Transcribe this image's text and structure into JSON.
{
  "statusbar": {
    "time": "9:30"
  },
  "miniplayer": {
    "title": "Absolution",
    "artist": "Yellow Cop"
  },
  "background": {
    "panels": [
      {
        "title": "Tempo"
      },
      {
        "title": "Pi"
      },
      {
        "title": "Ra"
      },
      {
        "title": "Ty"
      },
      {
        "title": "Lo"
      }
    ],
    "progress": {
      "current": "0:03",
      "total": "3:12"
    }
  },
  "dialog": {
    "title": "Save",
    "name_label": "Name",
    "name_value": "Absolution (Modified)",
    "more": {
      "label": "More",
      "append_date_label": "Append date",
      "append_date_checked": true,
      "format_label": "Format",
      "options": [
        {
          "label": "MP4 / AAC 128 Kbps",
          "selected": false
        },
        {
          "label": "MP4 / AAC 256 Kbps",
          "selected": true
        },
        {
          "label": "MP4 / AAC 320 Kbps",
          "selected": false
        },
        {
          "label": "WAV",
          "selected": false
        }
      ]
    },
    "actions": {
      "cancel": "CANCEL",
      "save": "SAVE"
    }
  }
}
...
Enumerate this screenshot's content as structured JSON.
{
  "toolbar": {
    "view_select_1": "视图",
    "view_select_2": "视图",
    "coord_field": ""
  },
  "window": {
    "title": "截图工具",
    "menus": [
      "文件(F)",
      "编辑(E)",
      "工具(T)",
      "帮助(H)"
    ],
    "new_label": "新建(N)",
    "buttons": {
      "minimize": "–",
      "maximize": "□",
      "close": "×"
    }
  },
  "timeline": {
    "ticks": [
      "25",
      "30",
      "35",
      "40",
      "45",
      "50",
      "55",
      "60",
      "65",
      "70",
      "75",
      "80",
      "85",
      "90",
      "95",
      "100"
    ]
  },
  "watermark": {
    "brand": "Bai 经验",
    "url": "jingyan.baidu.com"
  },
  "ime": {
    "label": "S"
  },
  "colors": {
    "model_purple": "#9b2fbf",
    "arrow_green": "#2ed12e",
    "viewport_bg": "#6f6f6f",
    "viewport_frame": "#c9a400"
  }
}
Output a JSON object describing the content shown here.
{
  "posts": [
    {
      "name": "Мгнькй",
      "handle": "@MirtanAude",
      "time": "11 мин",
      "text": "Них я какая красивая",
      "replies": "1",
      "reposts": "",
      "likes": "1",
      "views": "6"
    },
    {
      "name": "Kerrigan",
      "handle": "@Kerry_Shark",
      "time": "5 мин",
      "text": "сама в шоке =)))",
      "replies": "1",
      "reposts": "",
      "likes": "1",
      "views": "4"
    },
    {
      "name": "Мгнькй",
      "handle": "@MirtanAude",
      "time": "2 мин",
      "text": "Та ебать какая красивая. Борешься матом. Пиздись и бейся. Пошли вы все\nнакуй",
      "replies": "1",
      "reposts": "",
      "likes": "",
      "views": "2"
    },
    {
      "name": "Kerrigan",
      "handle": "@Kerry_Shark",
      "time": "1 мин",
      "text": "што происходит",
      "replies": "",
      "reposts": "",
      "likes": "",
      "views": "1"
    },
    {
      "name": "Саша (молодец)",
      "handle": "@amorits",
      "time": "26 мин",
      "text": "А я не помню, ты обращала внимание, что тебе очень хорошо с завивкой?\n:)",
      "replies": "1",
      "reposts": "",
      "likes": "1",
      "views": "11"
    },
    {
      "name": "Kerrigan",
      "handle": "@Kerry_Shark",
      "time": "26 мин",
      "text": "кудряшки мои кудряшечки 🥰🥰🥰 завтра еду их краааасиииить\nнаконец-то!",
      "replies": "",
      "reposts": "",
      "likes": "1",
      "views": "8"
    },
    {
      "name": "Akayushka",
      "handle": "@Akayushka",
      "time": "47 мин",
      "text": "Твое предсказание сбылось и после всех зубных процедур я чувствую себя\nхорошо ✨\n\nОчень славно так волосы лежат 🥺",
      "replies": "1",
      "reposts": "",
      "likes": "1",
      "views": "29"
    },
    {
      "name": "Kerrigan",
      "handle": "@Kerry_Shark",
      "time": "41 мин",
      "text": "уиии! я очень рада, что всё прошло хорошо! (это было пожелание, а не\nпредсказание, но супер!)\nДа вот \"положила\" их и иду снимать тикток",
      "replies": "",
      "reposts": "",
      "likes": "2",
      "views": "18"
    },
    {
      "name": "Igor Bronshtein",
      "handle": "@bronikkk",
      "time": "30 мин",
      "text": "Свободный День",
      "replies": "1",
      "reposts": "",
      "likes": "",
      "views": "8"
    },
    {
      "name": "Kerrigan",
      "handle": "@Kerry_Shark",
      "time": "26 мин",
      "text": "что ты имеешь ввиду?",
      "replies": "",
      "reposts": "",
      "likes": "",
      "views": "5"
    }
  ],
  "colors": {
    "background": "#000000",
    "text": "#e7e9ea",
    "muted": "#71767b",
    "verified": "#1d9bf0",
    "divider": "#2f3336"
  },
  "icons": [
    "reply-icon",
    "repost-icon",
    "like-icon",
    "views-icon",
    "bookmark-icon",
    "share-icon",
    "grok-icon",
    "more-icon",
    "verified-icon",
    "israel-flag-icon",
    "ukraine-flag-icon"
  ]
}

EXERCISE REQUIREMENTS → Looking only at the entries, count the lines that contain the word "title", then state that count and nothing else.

OUTPUT OF THE TASK → 8